“It may be that not everybody likes every body of work,” Weinberg said. “Nobody would. But that’s not the point.” He mentioned Stella being a wrestler, which is about “being a fighter, and never giving up, and constantly working through problems.”
“I think Frank thinks of painting as a series of moves,” Weinberg continued, “both in the larger sense of the whole career and internally within the works themselves.”
In Stella’s studio, when I visited, there was a meticulous re-creation of the doomed Exxon Valdez oil tanker and another of the Hindenburg zeppelin, which Stella had attached to a sculpture with curving rods. His largest works are fabricated by outside specialists. “What we do is basically model making,” he said, “so it’s nice to see what the other people do.” Asked about those ominous vehicles, Stella replied only, “I don’t know. Somehow disasters seem to come to mind.”
Sitting on one table was a 3-D-printed scale model for a soaring pavilion with a carbon-fiber roof. Such new works often start as digital scans, which Stella has assistants tweak on a computer.
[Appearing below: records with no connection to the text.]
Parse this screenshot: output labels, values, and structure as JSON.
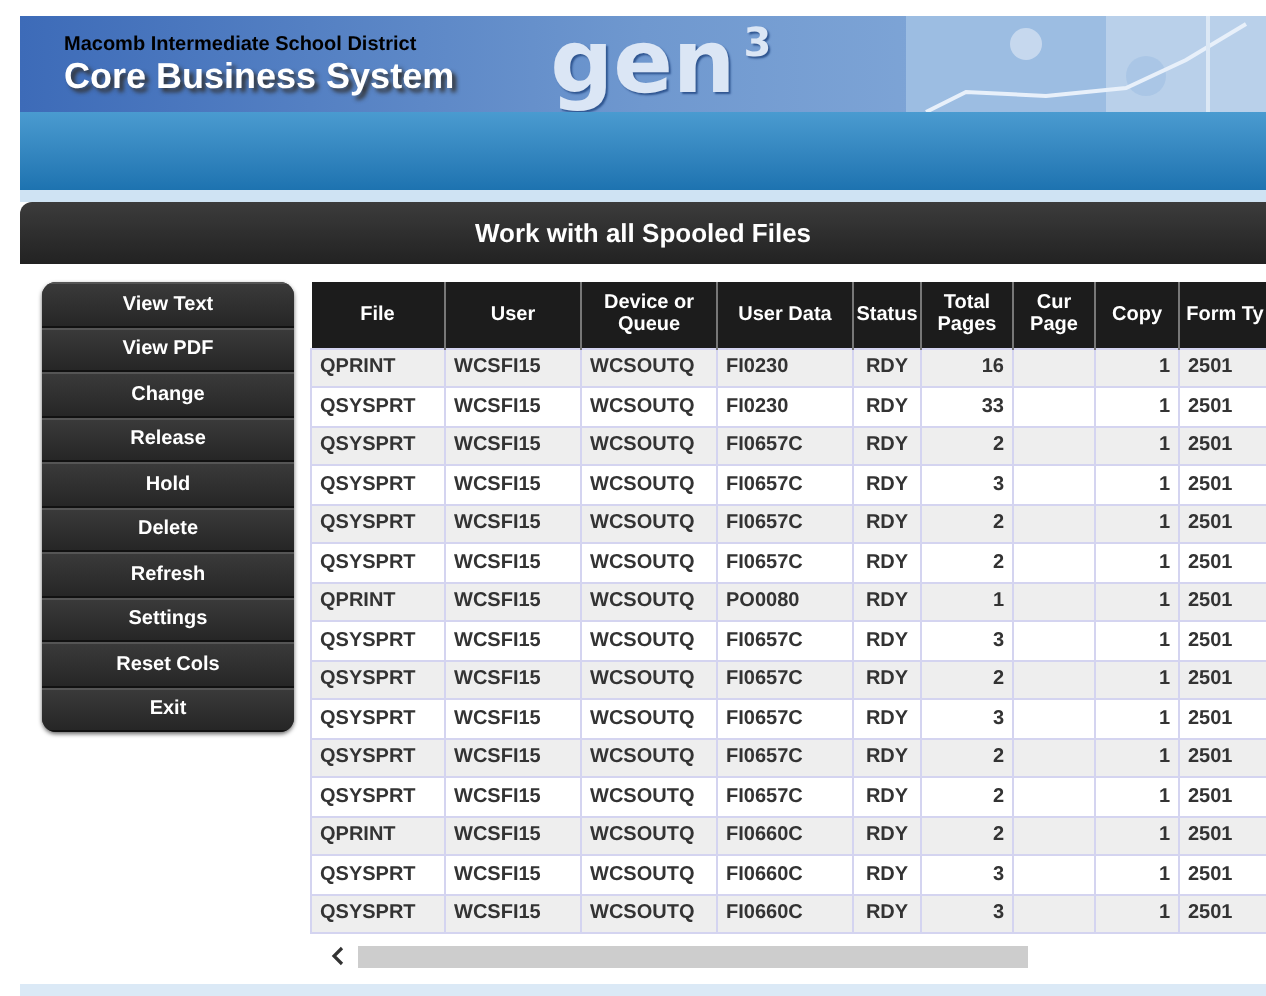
{
  "banner": {
    "subtitle": "Macomb Intermediate School District",
    "title": "Core Business System",
    "logo_text": "gen",
    "logo_sup": "3"
  },
  "page_title": "Work with all Spooled Files",
  "sidebar": {
    "buttons": [
      "View Text",
      "View PDF",
      "Change",
      "Release",
      "Hold",
      "Delete",
      "Refresh",
      "Settings",
      "Reset Cols",
      "Exit"
    ]
  },
  "table": {
    "columns": [
      "File",
      "User",
      "Device or Queue",
      "User Data",
      "Status",
      "Total Pages",
      "Cur Page",
      "Copy",
      "Form Ty"
    ],
    "rows": [
      {
        "file": "QPRINT",
        "user": "WCSFI15",
        "device": "WCSOUTQ",
        "user_data": "FI0230",
        "status": "RDY",
        "total_pages": "16",
        "copy": "1",
        "form_type": "2501"
      },
      {
        "file": "QSYSPRT",
        "user": "WCSFI15",
        "device": "WCSOUTQ",
        "user_data": "FI0230",
        "status": "RDY",
        "total_pages": "33",
        "copy": "1",
        "form_type": "2501"
      },
      {
        "file": "QSYSPRT",
        "user": "WCSFI15",
        "device": "WCSOUTQ",
        "user_data": "FI0657C",
        "status": "RDY",
        "total_pages": "2",
        "copy": "1",
        "form_type": "2501"
      },
      {
        "file": "QSYSPRT",
        "user": "WCSFI15",
        "device": "WCSOUTQ",
        "user_data": "FI0657C",
        "status": "RDY",
        "total_pages": "3",
        "copy": "1",
        "form_type": "2501"
      },
      {
        "file": "QSYSPRT",
        "user": "WCSFI15",
        "device": "WCSOUTQ",
        "user_data": "FI0657C",
        "status": "RDY",
        "total_pages": "2",
        "copy": "1",
        "form_type": "2501"
      },
      {
        "file": "QSYSPRT",
        "user": "WCSFI15",
        "device": "WCSOUTQ",
        "user_data": "FI0657C",
        "status": "RDY",
        "total_pages": "2",
        "copy": "1",
        "form_type": "2501"
      },
      {
        "file": "QPRINT",
        "user": "WCSFI15",
        "device": "WCSOUTQ",
        "user_data": "PO0080",
        "status": "RDY",
        "total_pages": "1",
        "copy": "1",
        "form_type": "2501"
      },
      {
        "file": "QSYSPRT",
        "user": "WCSFI15",
        "device": "WCSOUTQ",
        "user_data": "FI0657C",
        "status": "RDY",
        "total_pages": "3",
        "copy": "1",
        "form_type": "2501"
      },
      {
        "file": "QSYSPRT",
        "user": "WCSFI15",
        "device": "WCSOUTQ",
        "user_data": "FI0657C",
        "status": "RDY",
        "total_pages": "2",
        "copy": "1",
        "form_type": "2501"
      },
      {
        "file": "QSYSPRT",
        "user": "WCSFI15",
        "device": "WCSOUTQ",
        "user_data": "FI0657C",
        "status": "RDY",
        "total_pages": "3",
        "copy": "1",
        "form_type": "2501"
      },
      {
        "file": "QSYSPRT",
        "user": "WCSFI15",
        "device": "WCSOUTQ",
        "user_data": "FI0657C",
        "status": "RDY",
        "total_pages": "2",
        "copy": "1",
        "form_type": "2501"
      },
      {
        "file": "QSYSPRT",
        "user": "WCSFI15",
        "device": "WCSOUTQ",
        "user_data": "FI0657C",
        "status": "RDY",
        "total_pages": "2",
        "copy": "1",
        "form_type": "2501"
      },
      {
        "file": "QPRINT",
        "user": "WCSFI15",
        "device": "WCSOUTQ",
        "user_data": "FI0660C",
        "status": "RDY",
        "total_pages": "2",
        "copy": "1",
        "form_type": "2501"
      },
      {
        "file": "QSYSPRT",
        "user": "WCSFI15",
        "device": "WCSOUTQ",
        "user_data": "FI0660C",
        "status": "RDY",
        "total_pages": "3",
        "copy": "1",
        "form_type": "2501"
      },
      {
        "file": "QSYSPRT",
        "user": "WCSFI15",
        "device": "WCSOUTQ",
        "user_data": "FI0660C",
        "status": "RDY",
        "total_pages": "3",
        "copy": "1",
        "form_type": "2501"
      }
    ]
  }
}
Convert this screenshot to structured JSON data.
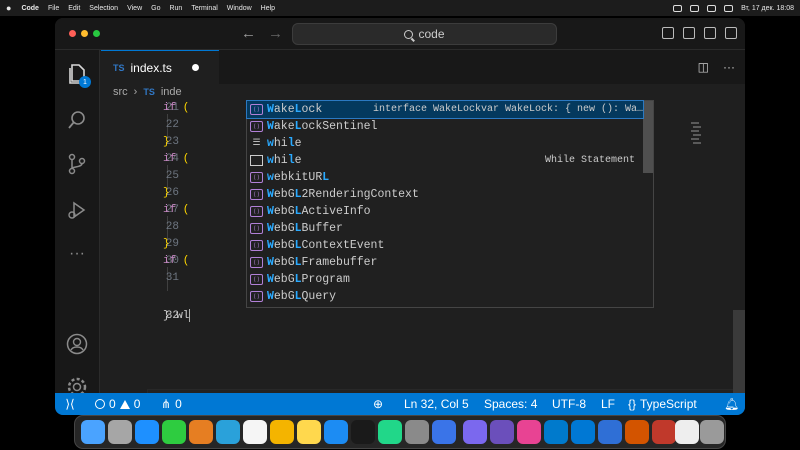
{
  "menubar": {
    "app": "Code",
    "items": [
      "File",
      "Edit",
      "Selection",
      "View",
      "Go",
      "Run",
      "Terminal",
      "Window",
      "Help"
    ],
    "clock": "Вт, 17 дек. 18:08"
  },
  "titlebar": {
    "command_center": "code"
  },
  "activity": {
    "explorer_badge": "1"
  },
  "tab": {
    "lang": "TS",
    "filename": "index.ts"
  },
  "breadcrumb": {
    "folder": "src",
    "lang": "TS",
    "file": "inde"
  },
  "code_lines": [
    {
      "num": "21",
      "kw": "if",
      "rest": " ("
    },
    {
      "num": "22",
      "kw": "",
      "rest": ""
    },
    {
      "num": "23",
      "kw": "",
      "rest": "}"
    },
    {
      "num": "24",
      "kw": "if",
      "rest": " ("
    },
    {
      "num": "25",
      "kw": "",
      "rest": ""
    },
    {
      "num": "26",
      "kw": "",
      "rest": "}"
    },
    {
      "num": "27",
      "kw": "if",
      "rest": " ("
    },
    {
      "num": "28",
      "kw": "",
      "rest": ""
    },
    {
      "num": "29",
      "kw": "",
      "rest": "}"
    },
    {
      "num": "30",
      "kw": "if",
      "rest": " ("
    },
    {
      "num": "31",
      "kw": "",
      "rest": ""
    },
    {
      "num": "32",
      "kw": "",
      "rest": "} wl"
    }
  ],
  "suggest": {
    "items": [
      {
        "icon": "interface",
        "hl": "W",
        "mid": "ake",
        "hl2": "L",
        "tail": "ock",
        "detail": "interface WakeLockvar WakeLock: { new (): Wa…",
        "selected": true
      },
      {
        "icon": "interface",
        "hl": "W",
        "mid": "ake",
        "hl2": "L",
        "tail": "ockSentinel",
        "detail": "",
        "selected": false
      },
      {
        "icon": "keyword",
        "hl": "w",
        "mid": "hi",
        "hl2": "l",
        "tail": "e",
        "detail": "",
        "selected": false
      },
      {
        "icon": "snippet",
        "hl": "w",
        "mid": "hi",
        "hl2": "l",
        "tail": "e",
        "detail": "While Statement",
        "selected": false
      },
      {
        "icon": "interface",
        "hl": "w",
        "mid": "ebkitUR",
        "hl2": "L",
        "tail": "",
        "detail": "",
        "selected": false
      },
      {
        "icon": "interface",
        "hl": "W",
        "mid": "ebG",
        "hl2": "L",
        "tail": "2RenderingContext",
        "detail": "",
        "selected": false
      },
      {
        "icon": "interface",
        "hl": "W",
        "mid": "ebG",
        "hl2": "L",
        "tail": "ActiveInfo",
        "detail": "",
        "selected": false
      },
      {
        "icon": "interface",
        "hl": "W",
        "mid": "ebG",
        "hl2": "L",
        "tail": "Buffer",
        "detail": "",
        "selected": false
      },
      {
        "icon": "interface",
        "hl": "W",
        "mid": "ebG",
        "hl2": "L",
        "tail": "ContextEvent",
        "detail": "",
        "selected": false
      },
      {
        "icon": "interface",
        "hl": "W",
        "mid": "ebG",
        "hl2": "L",
        "tail": "Framebuffer",
        "detail": "",
        "selected": false
      },
      {
        "icon": "interface",
        "hl": "W",
        "mid": "ebG",
        "hl2": "L",
        "tail": "Program",
        "detail": "",
        "selected": false
      },
      {
        "icon": "interface",
        "hl": "W",
        "mid": "ebG",
        "hl2": "L",
        "tail": "Query",
        "detail": "",
        "selected": false
      }
    ]
  },
  "status": {
    "errors": "0",
    "warnings": "0",
    "ports": "0",
    "position": "Ln 32, Col 5",
    "spaces": "Spaces: 4",
    "encoding": "UTF-8",
    "eol": "LF",
    "language": "TypeScript"
  },
  "colors": {
    "accent": "#0078d4",
    "editor_bg": "#1f1f1f",
    "match_highlight": "#2aaaff"
  }
}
One piece grew out of a starburst-like seedpod that he picked up at the New York Botanical Garden. Others have been known to come from clippings from the children’s nature magazine Ranger Rick. It is hard to square this extroverted work, with its sci-fi expressionist look, with the just-the-facts paintings of Stella’s early career, but it shares with them a certain probing sensibility, a desire to cut up and morph space.
How does he know when an object or image will work as a scan? “Well, I don’t think it’s very tricky,” Stella said. “It’s basically about the geometries. So, there’s plane geometry, there’s solid geometry, and then there are more complex—there’s topology with complex surfaces and curved surfaces. That sounds like, well, that’s kind of boring: ‘It’s just about geometry.’ But on the other hand, nobody makes art that—you know, you have to have a geometry to make marks on.”
That put him in mind of Paleolithic cave paintings. “Actually, in Lascaux they had quite a complicated geometry, the surfaces,” he said. “It’s insanely complicated. It’s a cave, okay. It’s a big cave, and then it gets small, then it’s big. They’re working quite a bit on almost all the surfaces. It’s a little hard to see.
“I went once,” he continued. “They let me in the beginning part about 20 years ago.” He sighed. “And it was great.”
His wry, gruff mood, which had momentarily lifted, returned. I had been told that Stella kept in his collection pieces from throughout his career, but he brushed aside that idea. “That’s a fantasy,” he said. The only work he still has was sitting in his studio. “And I didn’t hold onto it,” he said. “It’s what I can’t sell.”
Andrew Russeth is co-excutive editor at ARTnews.
A version of this story originally appeared in the November 2015 issue of ARTnews on page 70 under the title “The Wrestler.”